Success breeds competition, but is it even worth entering the game when you’re already losing big? That’s the question most major entertainment conglomerates are asking themselves in the face of Netflix (NFLX)’s all-consuming domination. But despite the streaming platform’s considerable lead—it boasts nearly 60 million subscribers in the U.S. alone—the answer has been a resounding yes.
Disney (DIS), Apple (AAPL) and WarnerMedia are all set to introduce standalone streaming services in 2019, with NBCUniversal launching its own direct-to-consumer service in 2020. Add those to preexisting services such as Amazon (AMZN) Prime Video and Hulu and you’re left with a handful of hungry competitors clawing over one another in an attempt to compete with the undeniable market leader. However, there’s reason to believe that of the bunch Amazon stands the best chance of pulling ahead in the race. Recently, studio head Jennifer Salke expanded on the streamer’s ambitious movie plans after dropping a record $47 million in acquisitions at Sundance.
In terms of measuring success, Salke—who formerly headed up NBC Entertainment—has a clear understanding of her role. “Here, it’s basically, how are you enhancing Prime membership, and how are you bringing new subscribers to Prime?” she told The Hollywood Reporter. Ultimately, that effort includes releasing roughly 30 films per year in addition to Amazon’s growing small-screen output.
After reaching critical and commercial highs with releases such as 2016’s Manchester by the Sea and 2017’s The Big Sick, Amazon has hit a bit of a big-screen wall. Moving forward, Salke is banking on key collaborations and smart bets to reverse that trend. That includes a deal with Jason Blum’s Blumhouse Productions for eight movies. Blumhouse’s highly profitable micro-budget horror flicks have helped keep Universal Pictures on pace with Disney and could play a similar role with Amazon.

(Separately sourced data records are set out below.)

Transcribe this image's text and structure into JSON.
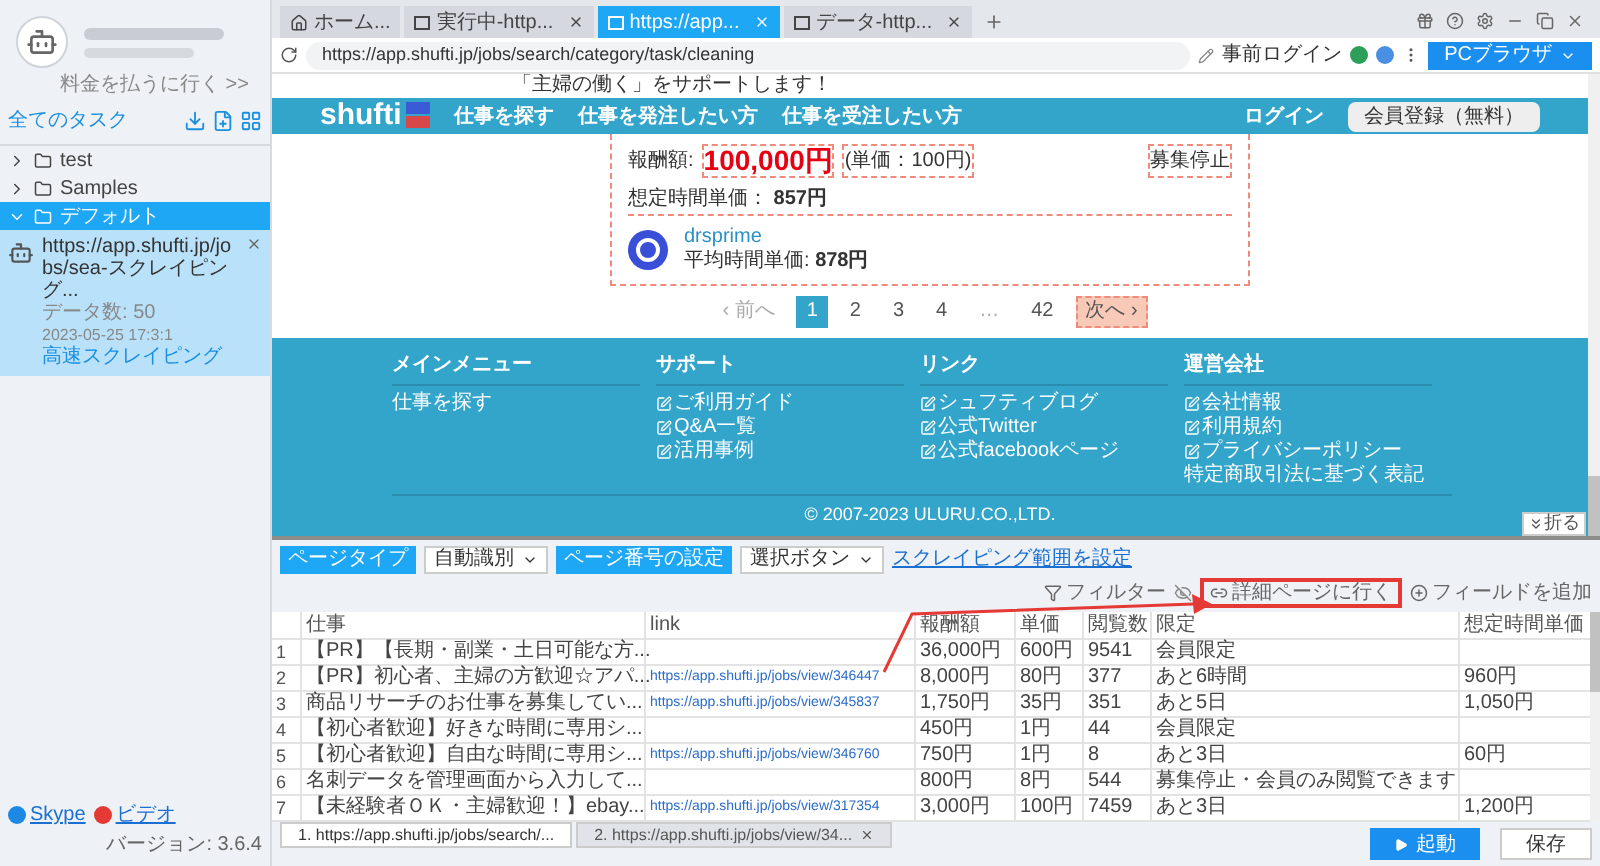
{
  "sidebar": {
    "upgrade_link": "料金を払うに行く >>",
    "all_tasks_label": "全てのタスク",
    "folders": [
      {
        "name": "test",
        "expanded": false,
        "selected": false
      },
      {
        "name": "Samples",
        "expanded": false,
        "selected": false
      },
      {
        "name": "デフォルト",
        "expanded": true,
        "selected": true,
        "tasks": [
          {
            "url": "https://app.shufti.jp/jobs/sea-スクレイピング...",
            "data_count_label": "データ数:",
            "data_count": "50",
            "date": "2023-05-25 17:3:1",
            "mode": "高速スクレイピング"
          }
        ]
      }
    ],
    "footer_links": [
      "Skype",
      "ビデオ"
    ],
    "version": "バージョン: 3.6.4"
  },
  "browser_tabs": [
    {
      "label": "ホーム...",
      "kind": "home",
      "selected": false
    },
    {
      "label": "実行中-http...",
      "kind": "page",
      "selected": false
    },
    {
      "label": "https://app...",
      "kind": "page",
      "selected": true
    },
    {
      "label": "データ-http...",
      "kind": "page",
      "selected": false
    }
  ],
  "address_bar": {
    "url": "https://app.shufti.jp/jobs/search/category/task/cleaning",
    "prelogin": "事前ログイン",
    "browser_mode": "PCブラウザ"
  },
  "webpage": {
    "tagline": "「主婦の働く」をサポートします！",
    "logo": "shufti",
    "nav": [
      "仕事を探す",
      "仕事を発注したい方",
      "仕事を受注したい方"
    ],
    "login": "ログイン",
    "signup": "会員登録（無料）",
    "job": {
      "reward_label": "報酬額:",
      "reward": "100,000円",
      "unit_price": "(単価：100円)",
      "status": "募集停止",
      "hourly_label": "想定時間単価：",
      "hourly": "857円",
      "client": "drsprime",
      "client_hourly_label": "平均時間単価:",
      "client_hourly": "878円"
    },
    "pagination": [
      {
        "label": "‹ 前へ",
        "kind": "prev",
        "selected": false,
        "highlighted": false
      },
      {
        "label": "1",
        "kind": "page",
        "selected": true,
        "highlighted": false
      },
      {
        "label": "2",
        "kind": "page",
        "selected": false,
        "highlighted": false
      },
      {
        "label": "3",
        "kind": "page",
        "selected": false,
        "highlighted": false
      },
      {
        "label": "4",
        "kind": "page",
        "selected": false,
        "highlighted": false
      },
      {
        "label": "…",
        "kind": "gap",
        "selected": false,
        "highlighted": false
      },
      {
        "label": "42",
        "kind": "page",
        "selected": false,
        "highlighted": false
      },
      {
        "label": "次へ ›",
        "kind": "next",
        "selected": false,
        "highlighted": true
      }
    ],
    "footer_columns": [
      {
        "heading": "メインメニュー",
        "links": [
          {
            "label": "仕事を探す",
            "external": false
          }
        ]
      },
      {
        "heading": "サポート",
        "links": [
          {
            "label": "ご利用ガイド",
            "external": true
          },
          {
            "label": "Q&A一覧",
            "external": true
          },
          {
            "label": "活用事例",
            "external": true
          }
        ]
      },
      {
        "heading": "リンク",
        "links": [
          {
            "label": "シュフティブログ",
            "external": true
          },
          {
            "label": "公式Twitter",
            "external": true
          },
          {
            "label": "公式facebookページ",
            "external": true
          }
        ]
      },
      {
        "heading": "運営会社",
        "links": [
          {
            "label": "会社情報",
            "external": true
          },
          {
            "label": "利用規約",
            "external": true
          },
          {
            "label": "プライバシーポリシー",
            "external": true
          },
          {
            "label": "特定商取引法に基づく表記",
            "external": false
          }
        ]
      }
    ],
    "copyright": "© 2007-2023 ULURU.CO.,LTD."
  },
  "fold_button": "折る",
  "toolbar": {
    "page_type_label": "ページタイプ",
    "page_type_value": "自動識別",
    "page_number_label": "ページ番号の設定",
    "page_number_value": "選択ボタン",
    "range_link": "スクレイピング範囲を設定",
    "filter": "フィルター",
    "detail": "詳細ページに行く",
    "add_field": "フィールドを追加"
  },
  "table": {
    "columns": [
      {
        "label": "仕事",
        "kind": "text"
      },
      {
        "label": "link",
        "kind": "link"
      },
      {
        "label": "報酬額",
        "kind": "text"
      },
      {
        "label": "単価",
        "kind": "text"
      },
      {
        "label": "閲覧数",
        "kind": "text"
      },
      {
        "label": "限定",
        "kind": "text"
      },
      {
        "label": "想定時間単価",
        "kind": "text"
      }
    ],
    "rows": [
      {
        "number": "1",
        "cells": [
          "【PR】【長期・副業・土日可能な方...",
          null,
          "36,000円",
          "600円",
          "9541",
          "会員限定",
          null
        ]
      },
      {
        "number": "2",
        "cells": [
          "【PR】初心者、主婦の方歓迎☆アパ...",
          "https://app.shufti.jp/jobs/view/346447",
          "8,000円",
          "80円",
          "377",
          "あと6時間",
          "960円"
        ]
      },
      {
        "number": "3",
        "cells": [
          "商品リサーチのお仕事を募集してい...",
          "https://app.shufti.jp/jobs/view/345837",
          "1,750円",
          "35円",
          "351",
          "あと5日",
          "1,050円"
        ]
      },
      {
        "number": "4",
        "cells": [
          "【初心者歓迎】好きな時間に専用シ...",
          null,
          "450円",
          "1円",
          "44",
          "会員限定",
          null
        ]
      },
      {
        "number": "5",
        "cells": [
          "【初心者歓迎】自由な時間に専用シ...",
          "https://app.shufti.jp/jobs/view/346760",
          "750円",
          "1円",
          "8",
          "あと3日",
          "60円"
        ]
      },
      {
        "number": "6",
        "cells": [
          "名刺データを管理画面から入力して...",
          null,
          "800円",
          "8円",
          "544",
          "募集停止・会員のみ閲覧できます",
          null
        ]
      },
      {
        "number": "7",
        "cells": [
          "【未経験者ＯＫ・主婦歓迎！】ebay...",
          "https://app.shufti.jp/jobs/view/317354",
          "3,000円",
          "100円",
          "7459",
          "あと3日",
          "1,200円"
        ]
      }
    ]
  },
  "bottom_tabs": [
    {
      "label": "1. https://app.shufti.jp/jobs/search/...",
      "selected": true
    },
    {
      "label": "2. https://app.shufti.jp/jobs/view/34...",
      "selected": false
    }
  ],
  "actions": {
    "run": "起動",
    "save": "保存"
  }
}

Salke has also partnered with Nicole Kidman for a “slate of sexy date-night movies that no one’s making anymore” and plans to reenergize the YA genre. Moreover, the deep-pocketed conglomerate, which spends an estimated $5 billion–plus on content per year, won’t hesitate to jump behind a blockbuster franchise if it comes calling (a $1 billion Lord of the Rings TV series is currently in development).
These upcoming films will be deployed in a number of ways. While Netflix has only recently begun dabbling with limited theatrical releases, Amazon Studios has generally operated under a three-month theater-to-streamer mandate. That will change moving forward.
“You’ll see less of the three-month window, and you’ll see different variations. Even through Sundance, I learned a lot about just how flexible we can be with those models, and they really vary.”
But will embracing a few targeted focus areas and executing a varied release strategy be enough? Can it really help Amazon stand out amid Netflix’s overwhelming ocean of content? The latter may very well make industry history at the Oscars this year with Roma, and it’s planning its own cinematic onslaught with plans to put out 90 films per year, including a few $200 million blockbusters.
“Netflix has won this game,” Barry Diller, former CEO of Paramount and Fox, said on the latest Recode Decode podcast. “I mean, short of some existential event, it is Netflix’s. No one can get, I believe, to their level of subscribers, which gives them real dominance.”
Still, just because someone else is on a winning streak, you don’t just pick up your ball and go home. Salke is here to thrust Amazon into the middle of the fight, and the early returns she envisions seem promising.